In the late 1950s, Elvis Presley was quickly becoming one of the most popular performers in the USA. Before he had found global success, he had a steadily growing fanbase who were eager to know everything about him. To keep them all in the know Elvis responded to a number of their frequently asked questions in a fan magazine.
On August 28, 1956 Elvis wrote to his countless fans in the Elvis Answers Back Magazine to clear up some rumours around him.
During the interview, he revealed he held a secret scrapbook that held newspaper and article clippings from throughout his career. But his choice of clippings showed a lot of insight into the singer.
He wrote: “Yes, it’s true that I keep me a scrapbook of a lot of the stuff that’s printed about me. But you know something? I don’t save the articles or stories that tell nice things about me.

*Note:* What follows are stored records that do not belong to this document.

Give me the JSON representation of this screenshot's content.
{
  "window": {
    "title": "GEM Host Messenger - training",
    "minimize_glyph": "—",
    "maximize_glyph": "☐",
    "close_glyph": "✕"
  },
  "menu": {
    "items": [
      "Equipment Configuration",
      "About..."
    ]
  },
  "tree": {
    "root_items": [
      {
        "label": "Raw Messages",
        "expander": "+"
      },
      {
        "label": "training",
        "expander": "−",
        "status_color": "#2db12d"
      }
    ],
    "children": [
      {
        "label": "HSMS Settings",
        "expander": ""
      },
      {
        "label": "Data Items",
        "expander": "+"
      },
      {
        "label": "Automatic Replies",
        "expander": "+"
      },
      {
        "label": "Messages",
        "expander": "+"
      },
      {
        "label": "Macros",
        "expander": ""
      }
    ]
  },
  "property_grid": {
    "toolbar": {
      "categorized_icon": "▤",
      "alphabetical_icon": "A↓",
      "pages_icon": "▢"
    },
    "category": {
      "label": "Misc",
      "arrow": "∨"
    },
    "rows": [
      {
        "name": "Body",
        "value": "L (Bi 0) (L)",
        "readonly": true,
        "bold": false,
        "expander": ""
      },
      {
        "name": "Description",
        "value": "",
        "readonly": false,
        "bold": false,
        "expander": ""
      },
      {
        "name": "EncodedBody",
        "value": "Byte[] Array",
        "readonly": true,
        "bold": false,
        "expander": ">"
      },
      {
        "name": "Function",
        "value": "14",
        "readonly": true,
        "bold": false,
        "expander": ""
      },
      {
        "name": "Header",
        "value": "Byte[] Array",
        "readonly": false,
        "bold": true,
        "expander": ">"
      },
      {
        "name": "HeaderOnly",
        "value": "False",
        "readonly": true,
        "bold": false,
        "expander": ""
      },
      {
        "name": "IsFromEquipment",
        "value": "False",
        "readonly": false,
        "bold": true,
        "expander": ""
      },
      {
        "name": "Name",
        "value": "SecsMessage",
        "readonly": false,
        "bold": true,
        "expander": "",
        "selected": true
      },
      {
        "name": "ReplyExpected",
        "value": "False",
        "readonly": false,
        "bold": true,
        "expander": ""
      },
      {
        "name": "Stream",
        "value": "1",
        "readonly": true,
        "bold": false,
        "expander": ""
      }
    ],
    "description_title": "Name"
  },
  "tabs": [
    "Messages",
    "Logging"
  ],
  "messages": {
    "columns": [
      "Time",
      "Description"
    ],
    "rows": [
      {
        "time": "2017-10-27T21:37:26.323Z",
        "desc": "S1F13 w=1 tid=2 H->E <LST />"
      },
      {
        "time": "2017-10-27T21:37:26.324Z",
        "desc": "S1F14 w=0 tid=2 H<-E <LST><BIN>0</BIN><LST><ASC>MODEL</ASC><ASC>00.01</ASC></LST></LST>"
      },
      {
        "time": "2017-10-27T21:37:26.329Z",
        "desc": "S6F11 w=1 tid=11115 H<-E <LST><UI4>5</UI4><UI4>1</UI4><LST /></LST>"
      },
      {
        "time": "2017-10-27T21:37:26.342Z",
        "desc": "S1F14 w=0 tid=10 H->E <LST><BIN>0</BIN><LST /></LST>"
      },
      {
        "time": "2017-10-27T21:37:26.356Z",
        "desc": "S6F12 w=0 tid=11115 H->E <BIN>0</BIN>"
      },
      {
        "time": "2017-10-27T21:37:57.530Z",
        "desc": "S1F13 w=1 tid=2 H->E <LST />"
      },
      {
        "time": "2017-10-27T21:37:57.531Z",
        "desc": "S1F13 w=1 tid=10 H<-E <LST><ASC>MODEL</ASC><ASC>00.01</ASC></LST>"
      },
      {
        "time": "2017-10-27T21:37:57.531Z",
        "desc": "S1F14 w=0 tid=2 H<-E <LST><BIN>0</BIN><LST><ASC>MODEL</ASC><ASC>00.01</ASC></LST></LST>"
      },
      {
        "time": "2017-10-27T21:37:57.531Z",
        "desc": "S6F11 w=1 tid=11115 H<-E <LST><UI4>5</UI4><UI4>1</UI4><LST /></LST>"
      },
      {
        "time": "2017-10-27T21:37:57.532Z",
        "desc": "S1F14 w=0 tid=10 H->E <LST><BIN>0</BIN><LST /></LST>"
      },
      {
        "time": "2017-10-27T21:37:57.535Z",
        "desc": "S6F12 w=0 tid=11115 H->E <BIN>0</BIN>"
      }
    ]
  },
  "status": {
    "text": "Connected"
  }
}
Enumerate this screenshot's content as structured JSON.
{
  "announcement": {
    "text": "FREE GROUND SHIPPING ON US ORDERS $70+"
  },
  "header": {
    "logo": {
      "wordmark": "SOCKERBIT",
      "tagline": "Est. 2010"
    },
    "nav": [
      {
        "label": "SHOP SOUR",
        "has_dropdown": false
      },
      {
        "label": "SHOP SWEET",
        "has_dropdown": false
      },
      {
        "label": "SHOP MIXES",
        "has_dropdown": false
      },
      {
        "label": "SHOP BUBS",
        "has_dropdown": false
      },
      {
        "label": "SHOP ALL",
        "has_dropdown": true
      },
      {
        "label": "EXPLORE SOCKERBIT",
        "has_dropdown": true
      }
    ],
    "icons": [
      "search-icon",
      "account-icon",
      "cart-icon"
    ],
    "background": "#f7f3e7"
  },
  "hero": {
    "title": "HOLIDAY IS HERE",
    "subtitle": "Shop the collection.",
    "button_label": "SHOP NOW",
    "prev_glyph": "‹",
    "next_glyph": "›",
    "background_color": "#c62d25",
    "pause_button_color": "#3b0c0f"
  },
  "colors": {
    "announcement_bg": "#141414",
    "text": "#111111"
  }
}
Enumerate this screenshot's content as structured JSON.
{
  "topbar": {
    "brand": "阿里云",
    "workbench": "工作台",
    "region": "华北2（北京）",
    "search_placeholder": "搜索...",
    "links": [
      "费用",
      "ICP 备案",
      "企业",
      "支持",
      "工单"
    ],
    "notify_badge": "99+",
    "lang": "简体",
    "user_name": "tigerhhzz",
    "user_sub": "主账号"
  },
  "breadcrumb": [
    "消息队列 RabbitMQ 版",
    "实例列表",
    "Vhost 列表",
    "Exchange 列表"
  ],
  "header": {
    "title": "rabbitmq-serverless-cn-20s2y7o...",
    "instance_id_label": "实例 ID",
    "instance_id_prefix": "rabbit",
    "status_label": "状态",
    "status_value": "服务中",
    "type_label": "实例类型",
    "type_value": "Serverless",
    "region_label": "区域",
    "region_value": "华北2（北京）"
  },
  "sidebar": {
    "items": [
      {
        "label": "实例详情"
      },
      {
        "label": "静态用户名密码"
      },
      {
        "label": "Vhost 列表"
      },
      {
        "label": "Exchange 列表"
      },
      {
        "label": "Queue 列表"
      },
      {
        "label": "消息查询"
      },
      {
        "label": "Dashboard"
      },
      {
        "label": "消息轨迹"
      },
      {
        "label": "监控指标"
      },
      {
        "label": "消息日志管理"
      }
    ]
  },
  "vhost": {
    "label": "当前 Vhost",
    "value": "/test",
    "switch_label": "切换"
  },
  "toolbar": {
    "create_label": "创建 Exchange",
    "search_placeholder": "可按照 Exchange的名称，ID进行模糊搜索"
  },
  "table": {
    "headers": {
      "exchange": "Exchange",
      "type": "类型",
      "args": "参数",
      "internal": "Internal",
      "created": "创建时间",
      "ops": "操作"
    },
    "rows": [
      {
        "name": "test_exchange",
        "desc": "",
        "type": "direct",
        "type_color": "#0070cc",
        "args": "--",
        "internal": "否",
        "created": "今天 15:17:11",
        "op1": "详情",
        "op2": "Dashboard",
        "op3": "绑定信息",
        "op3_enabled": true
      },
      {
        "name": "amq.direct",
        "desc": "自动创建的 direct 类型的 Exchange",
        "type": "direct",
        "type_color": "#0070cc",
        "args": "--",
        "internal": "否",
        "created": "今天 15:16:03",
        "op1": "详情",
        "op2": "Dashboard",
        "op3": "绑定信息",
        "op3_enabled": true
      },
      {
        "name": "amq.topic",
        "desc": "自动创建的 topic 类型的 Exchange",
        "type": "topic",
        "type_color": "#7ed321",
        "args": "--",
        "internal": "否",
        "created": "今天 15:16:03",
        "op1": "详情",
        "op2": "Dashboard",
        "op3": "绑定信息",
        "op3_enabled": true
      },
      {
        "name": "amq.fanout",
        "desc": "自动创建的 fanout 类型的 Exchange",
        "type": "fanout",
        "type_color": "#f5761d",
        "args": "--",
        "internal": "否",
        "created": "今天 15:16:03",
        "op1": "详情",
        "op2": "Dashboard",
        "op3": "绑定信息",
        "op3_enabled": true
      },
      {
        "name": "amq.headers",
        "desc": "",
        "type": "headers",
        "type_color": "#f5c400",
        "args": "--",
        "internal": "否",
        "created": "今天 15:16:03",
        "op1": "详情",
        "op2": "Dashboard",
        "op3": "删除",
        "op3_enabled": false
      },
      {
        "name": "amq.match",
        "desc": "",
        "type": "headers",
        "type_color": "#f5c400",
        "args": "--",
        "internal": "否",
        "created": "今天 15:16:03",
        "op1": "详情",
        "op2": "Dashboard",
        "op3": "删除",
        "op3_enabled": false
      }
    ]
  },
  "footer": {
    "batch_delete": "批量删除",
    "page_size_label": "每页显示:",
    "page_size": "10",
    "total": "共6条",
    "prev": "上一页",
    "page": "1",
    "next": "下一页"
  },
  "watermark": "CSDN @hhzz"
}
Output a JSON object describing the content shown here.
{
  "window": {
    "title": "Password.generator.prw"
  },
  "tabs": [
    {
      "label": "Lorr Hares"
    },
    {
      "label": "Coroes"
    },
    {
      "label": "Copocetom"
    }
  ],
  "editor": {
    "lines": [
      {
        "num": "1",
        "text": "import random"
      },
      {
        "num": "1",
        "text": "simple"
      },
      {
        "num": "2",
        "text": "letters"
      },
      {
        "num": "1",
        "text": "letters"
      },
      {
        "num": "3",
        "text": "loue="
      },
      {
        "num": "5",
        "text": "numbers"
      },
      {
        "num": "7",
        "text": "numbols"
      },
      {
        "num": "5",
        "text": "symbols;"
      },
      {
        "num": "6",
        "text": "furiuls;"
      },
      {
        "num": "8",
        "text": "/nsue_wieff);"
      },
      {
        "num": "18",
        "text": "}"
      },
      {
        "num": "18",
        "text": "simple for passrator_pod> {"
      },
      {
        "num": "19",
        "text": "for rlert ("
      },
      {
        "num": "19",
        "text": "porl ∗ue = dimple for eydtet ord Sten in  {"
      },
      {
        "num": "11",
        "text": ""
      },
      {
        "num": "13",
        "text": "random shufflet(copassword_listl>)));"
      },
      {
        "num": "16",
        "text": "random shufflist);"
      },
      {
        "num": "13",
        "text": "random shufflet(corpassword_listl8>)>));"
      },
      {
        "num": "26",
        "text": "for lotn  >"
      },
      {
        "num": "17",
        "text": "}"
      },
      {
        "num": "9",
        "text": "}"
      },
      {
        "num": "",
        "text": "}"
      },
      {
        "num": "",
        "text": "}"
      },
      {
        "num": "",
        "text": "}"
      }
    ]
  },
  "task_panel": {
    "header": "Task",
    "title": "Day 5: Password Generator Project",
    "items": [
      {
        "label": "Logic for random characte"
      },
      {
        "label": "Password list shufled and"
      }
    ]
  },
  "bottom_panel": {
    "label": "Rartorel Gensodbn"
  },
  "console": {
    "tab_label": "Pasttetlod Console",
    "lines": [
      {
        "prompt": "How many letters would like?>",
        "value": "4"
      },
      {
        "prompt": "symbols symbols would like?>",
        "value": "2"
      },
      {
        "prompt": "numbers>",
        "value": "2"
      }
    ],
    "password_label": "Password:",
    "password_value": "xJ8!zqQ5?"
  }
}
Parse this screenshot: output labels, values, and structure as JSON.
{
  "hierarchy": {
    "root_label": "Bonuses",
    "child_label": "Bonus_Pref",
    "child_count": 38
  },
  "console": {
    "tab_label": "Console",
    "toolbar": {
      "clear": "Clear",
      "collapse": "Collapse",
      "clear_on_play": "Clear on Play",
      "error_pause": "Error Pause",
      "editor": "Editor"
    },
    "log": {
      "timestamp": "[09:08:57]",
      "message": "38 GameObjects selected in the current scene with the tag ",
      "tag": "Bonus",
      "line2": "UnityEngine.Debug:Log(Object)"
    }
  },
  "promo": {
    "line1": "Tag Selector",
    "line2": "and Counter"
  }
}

“My scrapbook only has stuff in it that isn’t very friendly. I’ll tell you why this is.” (Via elvis.com.au)
Elvis continued: “When I first started out, my momma wanted to save all the programs and pictures and things that everyone put in the papers and magazines. I wasn’t much interested in doing this, because I was so busy singing and working and learning that I just didn’t want to take the time to sit down every so often in the middle of something and start cutting out pictures and things.
“Momma bought her a big green scrapbook, though, and asked me to send her stuff whenever I got the chance. For the first year or so, I didn’t send her a thing, and the scrapbook was empty, except for a couple of clippings she got out of the Memphis papers.”
Eventually, the 21-year-old Elvis explained, he spotted an article about how bad he was at singing live.
He cut the article out and sent it to his mother. But she wrote back and told him he didn’t want to fill his scrapbook with “things like that”. His reply was surprising.
Elvis added: “I know most of the things in it by heart, and I’m always going to do my best to improve whenever and wherever I can.”
Although now it would seem absurd to criticise the King of Rock and Roll, he did receive a lot of negative press.
Dorothy Ricker, of the Tampa Bay Times, shared her opinion in the 1950s, where she claimed the star was no good as a singer.
She wrote: “He cannot sing and his whole performance is crude and disgusting.”
Ricker added: “In a comparatively short time he will be forgotten.”
She was not the only critic who felt this way.
A writer from the Los Angeles Mirror confessed he wanted to “smack that sneer off [Elvis’s] face and send him out for a haircut.”